An electronic nicotine delivery system (ENDS) or vape decreased exposure to a major lung carcinogen in people who smoke who were interested in reducing the use of cigarettes.
This is the major finding of a large-scale, randomized, controlled trial in which investigators tested whether an ENDS that differed in the concentration of nicotine delivered produced different exposures to tobacco-related toxicants.1
The study, which was funded by the National Institutes of Health and the US Food and Drug Administration, and reported in The Lancet Respiratory Medicine, included 520 adults who smoke who were randomized in a 1:1:1:1 fashion for 24 weeks to 1 of 4 groups. Three ENDS groups were each paired with a specific concentration of liquid nicotine: no nicotine delivery (0 mg/mL), low nicotine delivery (8 mg/mL), or cigarette-like delivery (36 mg/mL). A fourth group received a non-ENDS product that delivered no nicotine or aerosol.
All participants in the study were aged 21 to 65 years, smoked more than 9 cigarettes daily, had an exhaled carbon monoxide level of >9 parts per million at screening, and, at the time of recruitment, had not used any non-cigarette nicotine delivery product during the previous 7 days or any ENDS for 5 days or more during the previous 28 days. All participants wanted to reduce or quit smoking.
The primary outcome of the study was tobacco-related toxicant exposure to the lung carcinogen 4-(methylnitrosamino)-1-(3-pyridyl)-1-butanone (NNK), as measured by the total urinary metabolite 4-(methylnitrosamino)-1-(3-pyridyl)-1-butanol (NNAL) and glucuronides (pg/mg of creatinine) in each group at 4, 12, and 24 weeks.
At 24 weeks, participants in the ENDS group with cigarette-like delivery had lower levels of NNAL than did participants in the non-ENDS group (210.80 pg/mg of creatinine [CI, 163.03-274.42 pg/mg] versus 346.09 pg/mg of creatinine [CI, 265.00-455.32 pg/mg; P = 0.006]). No differences were found among any groups at 4 or 12 weeks.

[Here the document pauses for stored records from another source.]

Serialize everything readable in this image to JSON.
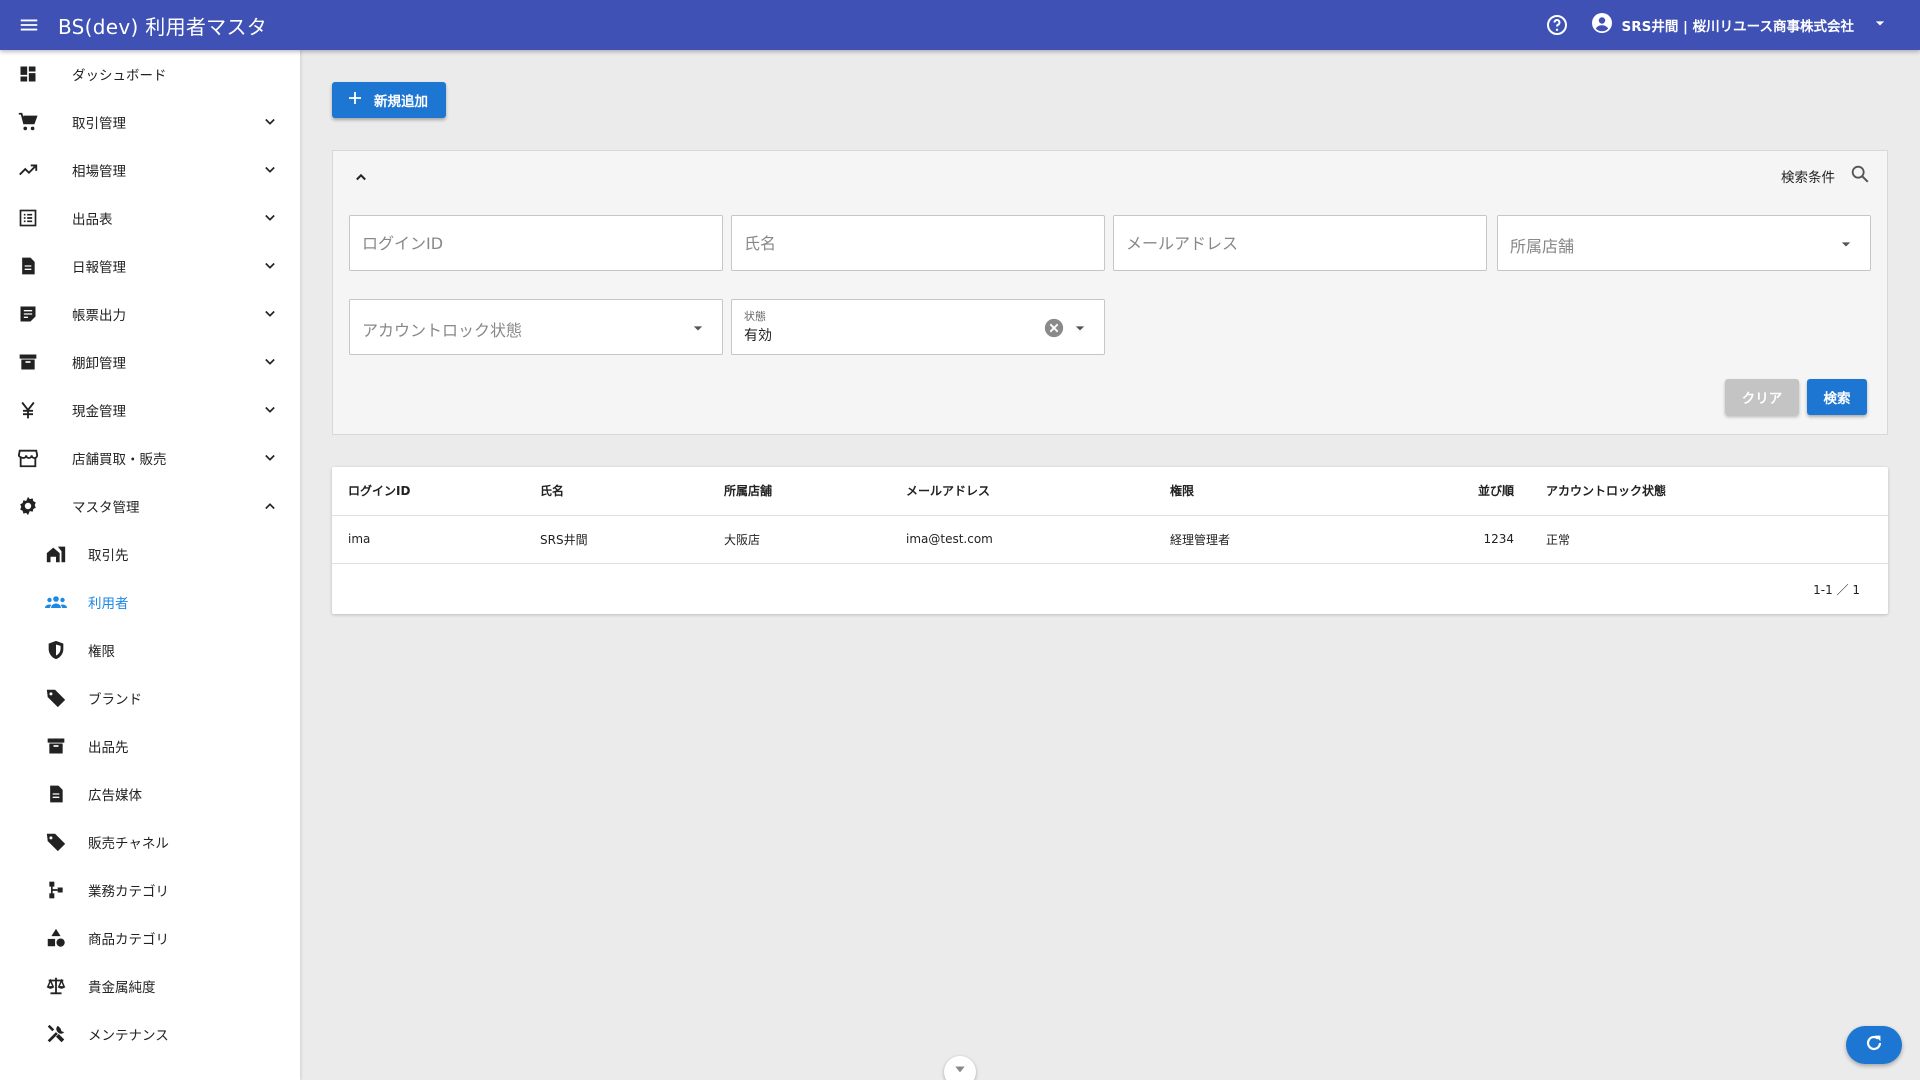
{
  "appbar": {
    "title": "BS(dev) 利用者マスタ",
    "user_name": "SRS井間 | 桜川リユース商事株式会社"
  },
  "sidebar": {
    "items": [
      {
        "label": "ダッシュボード",
        "icon": "dashboard-icon"
      },
      {
        "label": "取引管理",
        "icon": "cart-icon"
      },
      {
        "label": "相場管理",
        "icon": "trending-up-icon"
      },
      {
        "label": "出品表",
        "icon": "list-icon"
      },
      {
        "label": "日報管理",
        "icon": "document-icon"
      },
      {
        "label": "帳票出力",
        "icon": "note-icon"
      },
      {
        "label": "棚卸管理",
        "icon": "archive-icon"
      },
      {
        "label": "現金管理",
        "icon": "yen-icon"
      },
      {
        "label": "店舗買取・販売",
        "icon": "store-icon"
      },
      {
        "label": "マスタ管理",
        "icon": "gear-icon"
      }
    ],
    "sub_items": [
      {
        "label": "取引先",
        "icon": "client-icon"
      },
      {
        "label": "利用者",
        "icon": "people-icon"
      },
      {
        "label": "権限",
        "icon": "shield-icon"
      },
      {
        "label": "ブランド",
        "icon": "tag-icon"
      },
      {
        "label": "出品先",
        "icon": "archive-icon"
      },
      {
        "label": "広告媒体",
        "icon": "document-icon"
      },
      {
        "label": "販売チャネル",
        "icon": "tag-icon"
      },
      {
        "label": "業務カテゴリ",
        "icon": "tree-icon"
      },
      {
        "label": "商品カテゴリ",
        "icon": "category-icon"
      },
      {
        "label": "貴金属純度",
        "icon": "scale-icon"
      },
      {
        "label": "メンテナンス",
        "icon": "tools-icon"
      }
    ],
    "active_color": "#1e88e5"
  },
  "toolbar": {
    "add_label": "新規追加"
  },
  "search": {
    "title": "検索条件",
    "login_id_placeholder": "ログインID",
    "name_placeholder": "氏名",
    "email_placeholder": "メールアドレス",
    "store_placeholder": "所属店舗",
    "lock_placeholder": "アカウントロック状態",
    "status_label": "状態",
    "status_value": "有効",
    "clear_label": "クリア",
    "search_label": "検索"
  },
  "table": {
    "headers": [
      "ログインID",
      "氏名",
      "所属店舗",
      "メールアドレス",
      "権限",
      "並び順",
      "アカウントロック状態"
    ],
    "rows": [
      [
        "ima",
        "SRS井間",
        "大阪店",
        "ima@test.com",
        "経理管理者",
        "1234",
        "正常"
      ]
    ],
    "pagination": "1-1 ／ 1"
  },
  "colors": {
    "appbar": "#3f51b5",
    "primary_button": "#1e76d3",
    "disabled_button": "#c4c4c4"
  }
}
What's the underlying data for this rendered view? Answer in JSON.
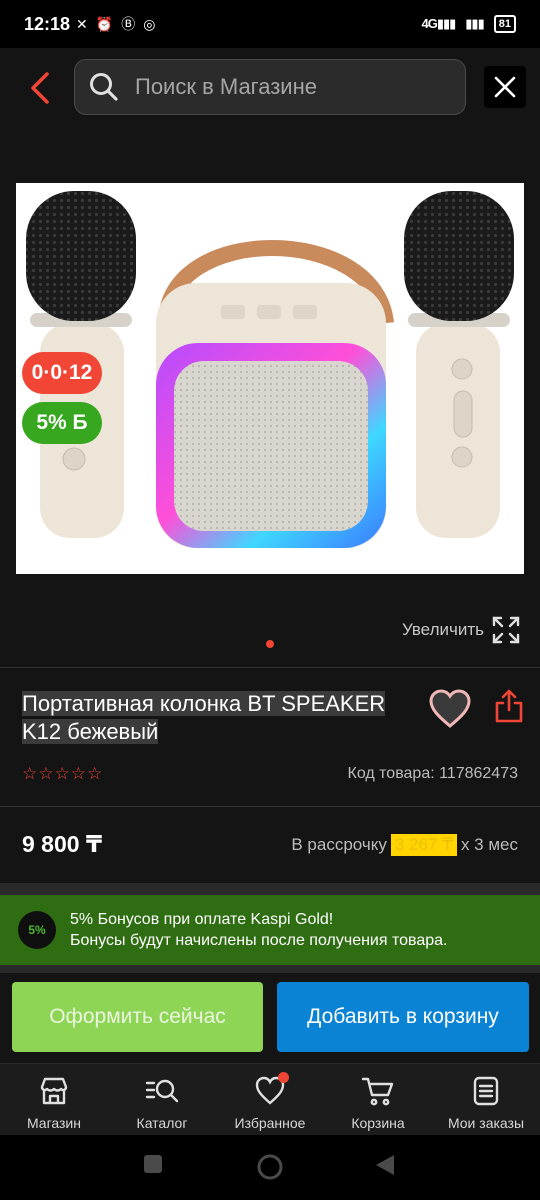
{
  "status_bar": {
    "time": "12:18",
    "network": "4G",
    "battery": "81"
  },
  "header": {
    "search_placeholder": "Поиск в Магазине"
  },
  "product": {
    "badge_installment": "0·0·12",
    "badge_bonus": "5% Б",
    "zoom_label": "Увеличить",
    "title": "Портативная колонка BT SPEAKER K12 бежевый",
    "rating_stars": "☆☆☆☆☆",
    "sku": "Код товара: 117862473",
    "price": "9 800 ₸",
    "installment_prefix": "В рассрочку",
    "installment_amount": "3 267 ₸",
    "installment_suffix": "х 3 мес"
  },
  "bonus_banner": {
    "circle": "5%",
    "line1": "5% Бонусов при оплате Kaspi Gold!",
    "line2": "Бонусы будут начислены после получения товара."
  },
  "actions": {
    "checkout": "Оформить сейчас",
    "add_to_cart": "Добавить в корзину"
  },
  "bottom_nav": [
    {
      "label": "Магазин",
      "icon": "store-icon"
    },
    {
      "label": "Каталог",
      "icon": "catalog-search-icon"
    },
    {
      "label": "Избранное",
      "icon": "heart-icon"
    },
    {
      "label": "Корзина",
      "icon": "cart-icon"
    },
    {
      "label": "Мои заказы",
      "icon": "orders-icon"
    }
  ],
  "colors": {
    "accent": "#f14635",
    "green": "#36a71f",
    "blue": "#0b83d4",
    "yellow": "#ffd400"
  }
}
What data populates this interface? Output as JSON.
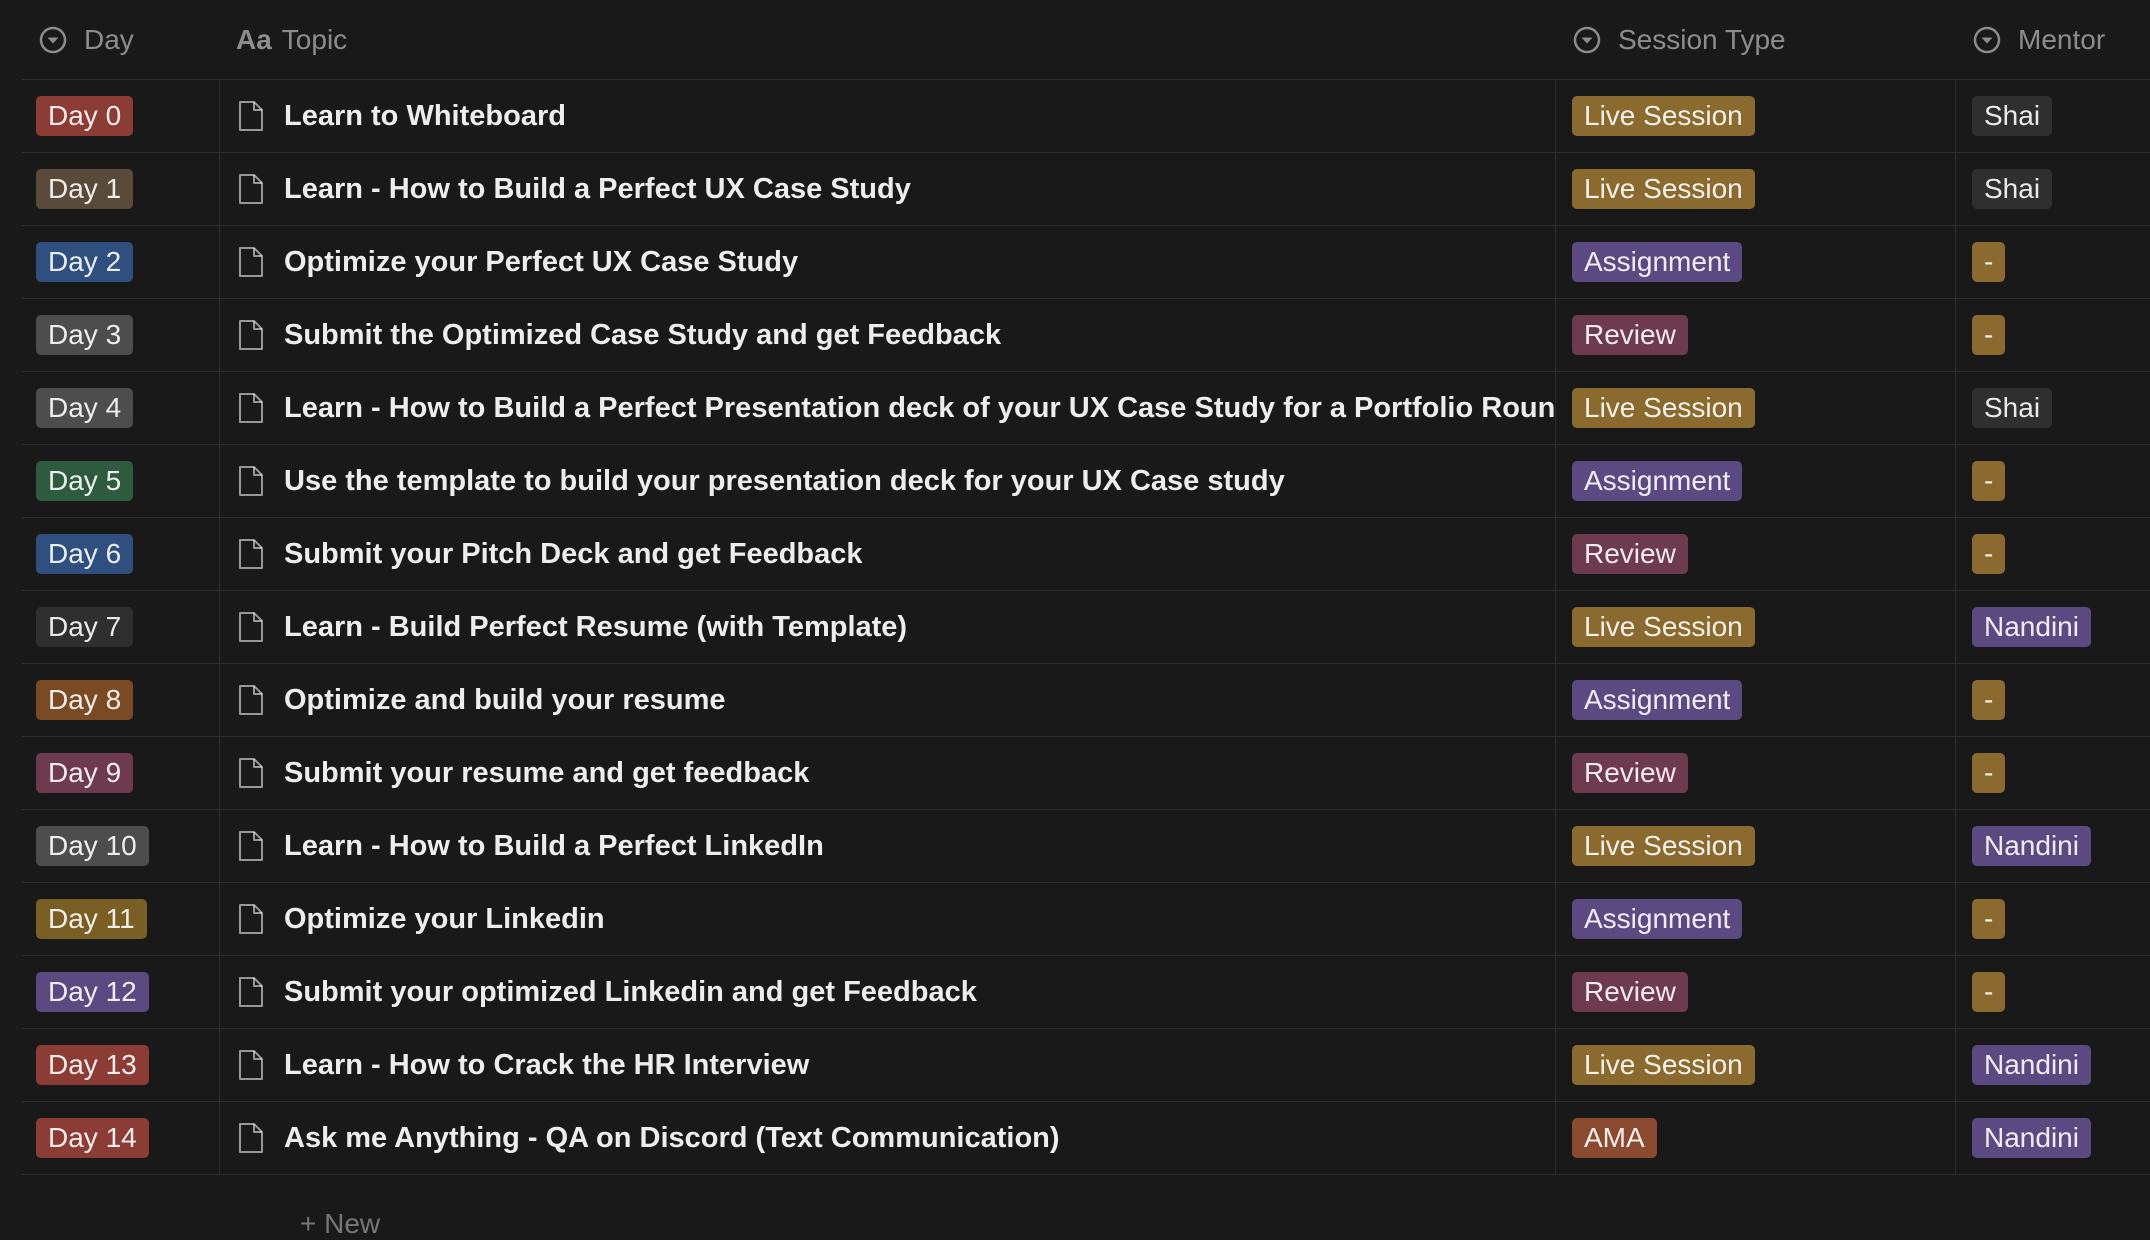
{
  "columns": {
    "day": "Day",
    "topic": "Topic",
    "session_type": "Session Type",
    "mentor": "Mentor",
    "day_icon": "select-icon",
    "topic_icon": "title-icon",
    "session_icon": "select-icon",
    "mentor_icon": "select-icon"
  },
  "rows": [
    {
      "day": "Day 0",
      "day_color": "#8b3d35",
      "topic": "Learn to Whiteboard",
      "type": "Live Session",
      "type_color": "#8a6a2e",
      "mentor": "Shai",
      "mentor_color": "#2f2f2f"
    },
    {
      "day": "Day 1",
      "day_color": "#5a4a3a",
      "topic": "Learn - How to Build a Perfect UX Case Study",
      "type": "Live Session",
      "type_color": "#8a6a2e",
      "mentor": "Shai",
      "mentor_color": "#2f2f2f"
    },
    {
      "day": "Day 2",
      "day_color": "#2f4f7f",
      "topic": "Optimize your Perfect UX Case Study",
      "type": "Assignment",
      "type_color": "#5b4a82",
      "mentor": "-",
      "mentor_color": "#8a6a2e"
    },
    {
      "day": "Day 3",
      "day_color": "#4d4d4d",
      "topic": "Submit the Optimized Case Study and get Feedback",
      "type": "Review",
      "type_color": "#6e3b4e",
      "mentor": "-",
      "mentor_color": "#8a6a2e"
    },
    {
      "day": "Day 4",
      "day_color": "#4d4d4d",
      "topic": "Learn - How to Build a Perfect Presentation deck of your UX Case Study for a Portfolio Round",
      "type": "Live Session",
      "type_color": "#8a6a2e",
      "mentor": "Shai",
      "mentor_color": "#2f2f2f"
    },
    {
      "day": "Day 5",
      "day_color": "#2e5a3e",
      "topic": "Use the template to build your presentation deck for your UX Case study",
      "type": "Assignment",
      "type_color": "#5b4a82",
      "mentor": "-",
      "mentor_color": "#8a6a2e"
    },
    {
      "day": "Day 6",
      "day_color": "#2f4f7f",
      "topic": "Submit your Pitch Deck and get Feedback",
      "type": "Review",
      "type_color": "#6e3b4e",
      "mentor": "-",
      "mentor_color": "#8a6a2e"
    },
    {
      "day": "Day 7",
      "day_color": "#2f2f2f",
      "topic": "Learn - Build Perfect Resume (with Template)",
      "type": "Live Session",
      "type_color": "#8a6a2e",
      "mentor": "Nandini",
      "mentor_color": "#5b4a82"
    },
    {
      "day": "Day 8",
      "day_color": "#7a4a25",
      "topic": "Optimize and build your resume",
      "type": "Assignment",
      "type_color": "#5b4a82",
      "mentor": "-",
      "mentor_color": "#8a6a2e"
    },
    {
      "day": "Day 9",
      "day_color": "#6e3b4e",
      "topic": "Submit your resume and get feedback",
      "type": "Review",
      "type_color": "#6e3b4e",
      "mentor": "-",
      "mentor_color": "#8a6a2e"
    },
    {
      "day": "Day 10",
      "day_color": "#4d4d4d",
      "topic": "Learn - How to Build a Perfect LinkedIn",
      "type": "Live Session",
      "type_color": "#8a6a2e",
      "mentor": "Nandini",
      "mentor_color": "#5b4a82"
    },
    {
      "day": "Day 11",
      "day_color": "#7a5f25",
      "topic": "Optimize your Linkedin",
      "type": "Assignment",
      "type_color": "#5b4a82",
      "mentor": "-",
      "mentor_color": "#8a6a2e"
    },
    {
      "day": "Day 12",
      "day_color": "#5b4a82",
      "topic": "Submit your optimized Linkedin and get Feedback",
      "type": "Review",
      "type_color": "#6e3b4e",
      "mentor": "-",
      "mentor_color": "#8a6a2e"
    },
    {
      "day": "Day 13",
      "day_color": "#8b3d35",
      "topic": "Learn - How to Crack the HR Interview",
      "type": "Live Session",
      "type_color": "#8a6a2e",
      "mentor": "Nandini",
      "mentor_color": "#5b4a82"
    },
    {
      "day": "Day 14",
      "day_color": "#8b3d35",
      "topic": "Ask me Anything - QA on Discord (Text Communication)",
      "type": "AMA",
      "type_color": "#8a4a30",
      "mentor": "Nandini",
      "mentor_color": "#5b4a82"
    }
  ],
  "footer": {
    "new_label": "+ New"
  }
}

Although a number of randomized trials have shown an association between smoking reduction or cessation and decreases in exhaled carbon monoxide with ENDSs, few studies have looked at the different concentrations of nicotine delivered through an ENDS.
The study fills in some gaps by examining the effects of a range of ENDS nicotine delivery profiles and comparing them with a non-ENDS product. “This study adds to others regarding the role of ENDSs for harm reduction among cigarette smokers,” says Dr. Cobb. “In the short term it supports limited safety concerns for the use of these specific ENDSs/liquids in combination with cigarette smoking. The long-term effects of ENDS products, however, are still uncertain.”